Whereas motorway service areas were originally closely managed by the government, A-road service areas never have been, and this meant they became much better places to find variety and independent traders.
Little Chef were the first brand to create a network of A-road sites. By starting early, they became a powerful force when negotiating with suppliers and landowners, and were able to keep their costs very low. No new entrant stood a chance, with their only serious competitor, Happy Eater, eventually being merged with them.
McDonald's first became interested in service areas in 1991. As they already had a lot of money behind them, they had the same benefits that Little Chef had taken advantage of. As customers began to lose interest in sit-down restaurants in the 2000s, McDonald's were at their strongest, and soon became the most common roadside dining name.
The other change is that until the 1990s, A-road service areas would usually involve a fuel supplier and a restaurateur agreeing to go into business together. Instead, official "development zones" began to be designated, where land next to an A-road would be broken up and leased to a number of interested businesses. This meant new A-road service areas would offer more choice, although it would usually be the same few franchises.
Under the MSA Policy, hot drinks and hot food must be made available throughout the service station's opening hours; 24 hours in the case of motorway services. However, there is nothing forbidding those food and drinks being served by automated vending machines.
This rule is well known, but it has actually changed a few times. Until 2008 each contract was negotiated on a case-by-case basis: in practice this would always be as above, but it didn't have to be. Between 2008 and 2013, a distinction was made between "substantial" food that must be available in the day, and "snacks" that must be available at night (where applicable).
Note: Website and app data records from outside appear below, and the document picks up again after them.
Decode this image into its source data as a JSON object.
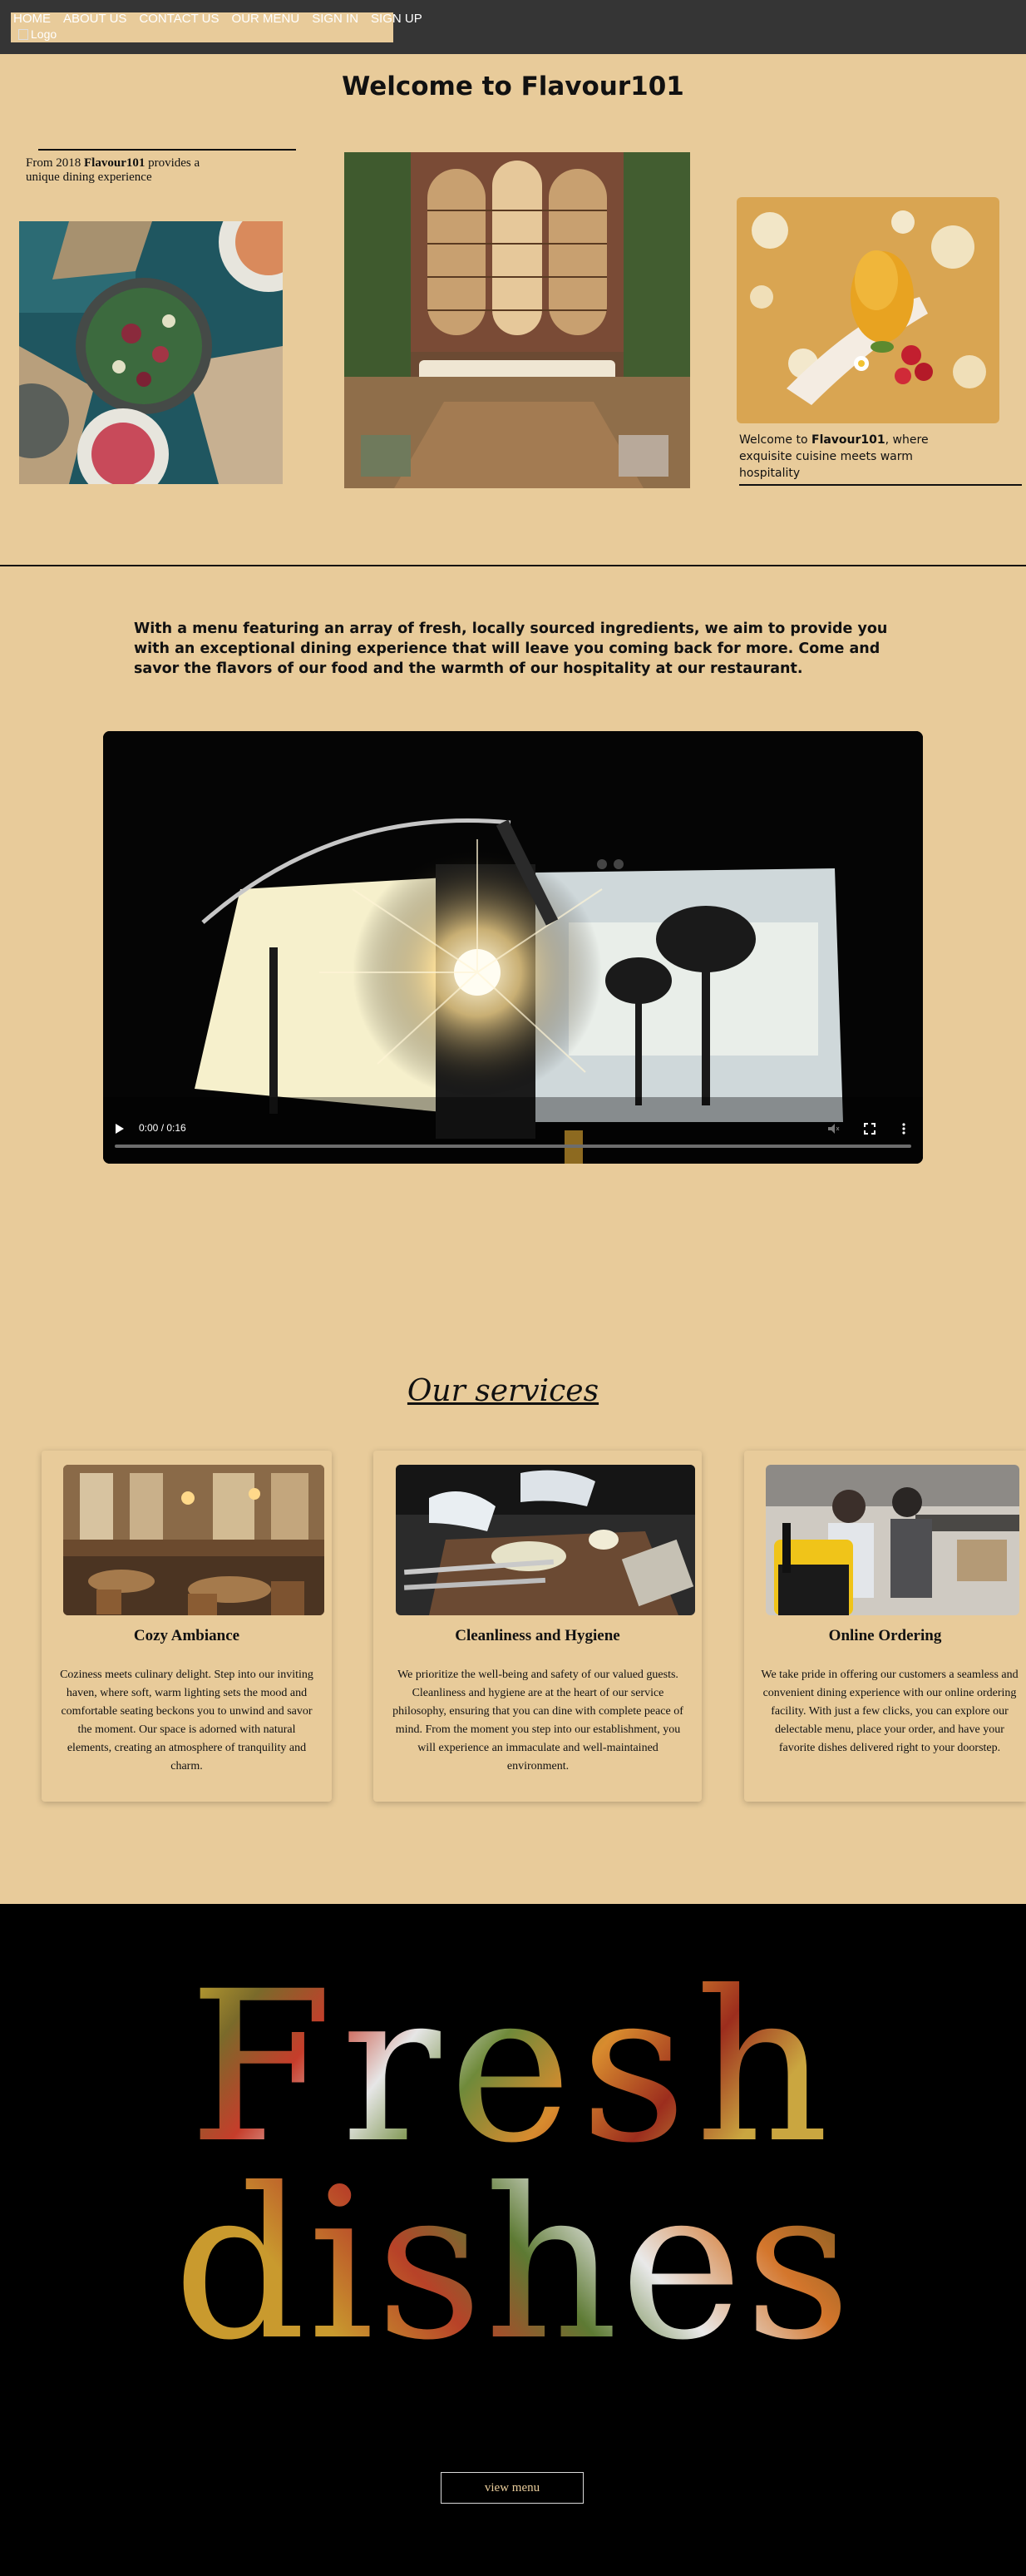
{
  "nav": {
    "items": [
      "HOME",
      "ABOUT US",
      "CONTACT US",
      "OUR MENU",
      "SIGN IN",
      "SIGN UP"
    ],
    "logo_alt": "Logo"
  },
  "hero": {
    "title": "Welcome to Flavour101",
    "left_caption_pre": "From 2018 ",
    "left_caption_brand": "Flavour101",
    "left_caption_post": " provides a unique dining experience",
    "right_caption_pre": "Welcome to ",
    "right_caption_brand": "Flavour101",
    "right_caption_post": ", where exquisite cuisine meets warm hospitality"
  },
  "intro": {
    "text": "With a menu featuring an array of fresh, locally sourced ingredients, we aim to provide you with an exceptional dining experience that will leave you coming back for more. Come and savor the flavors of our food and the warmth of our hospitality at our restaurant."
  },
  "video": {
    "time": "0:00 / 0:16",
    "progress": 0
  },
  "services": {
    "title": "Our services",
    "cards": [
      {
        "title": "Cozy Ambiance",
        "text": "Coziness meets culinary delight. Step into our inviting haven, where soft, warm lighting sets the mood and comfortable seating beckons you to unwind and savor the moment. Our space is adorned with natural elements, creating an atmosphere of tranquility and charm."
      },
      {
        "title": "Cleanliness and Hygiene",
        "text": "We prioritize the well-being and safety of our valued guests. Cleanliness and hygiene are at the heart of our service philosophy, ensuring that you can dine with complete peace of mind. From the moment you step into our establishment, you will experience an immaculate and well-maintained environment."
      },
      {
        "title": "Online Ordering",
        "text": "We take pride in offering our customers a seamless and convenient dining experience with our online ordering facility. With just a few clicks, you can explore our delectable menu, place your order, and have your favorite dishes delivered right to your doorstep."
      }
    ]
  },
  "promo": {
    "line1": "Fresh",
    "line2": "dishes",
    "button": "view menu"
  },
  "colors": {
    "background": "#e8cb9a",
    "topbar": "#353535",
    "footer": "#000000"
  }
}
While this rule was stepped up in 2013, the rule changes only apply to changes made after that date. Old contracts still apply to older service areas. Highway authorities have ruled out taking action against service areas with poor quality or an uninspiring choice of food, although local authorities can still take action against genuine health hazards.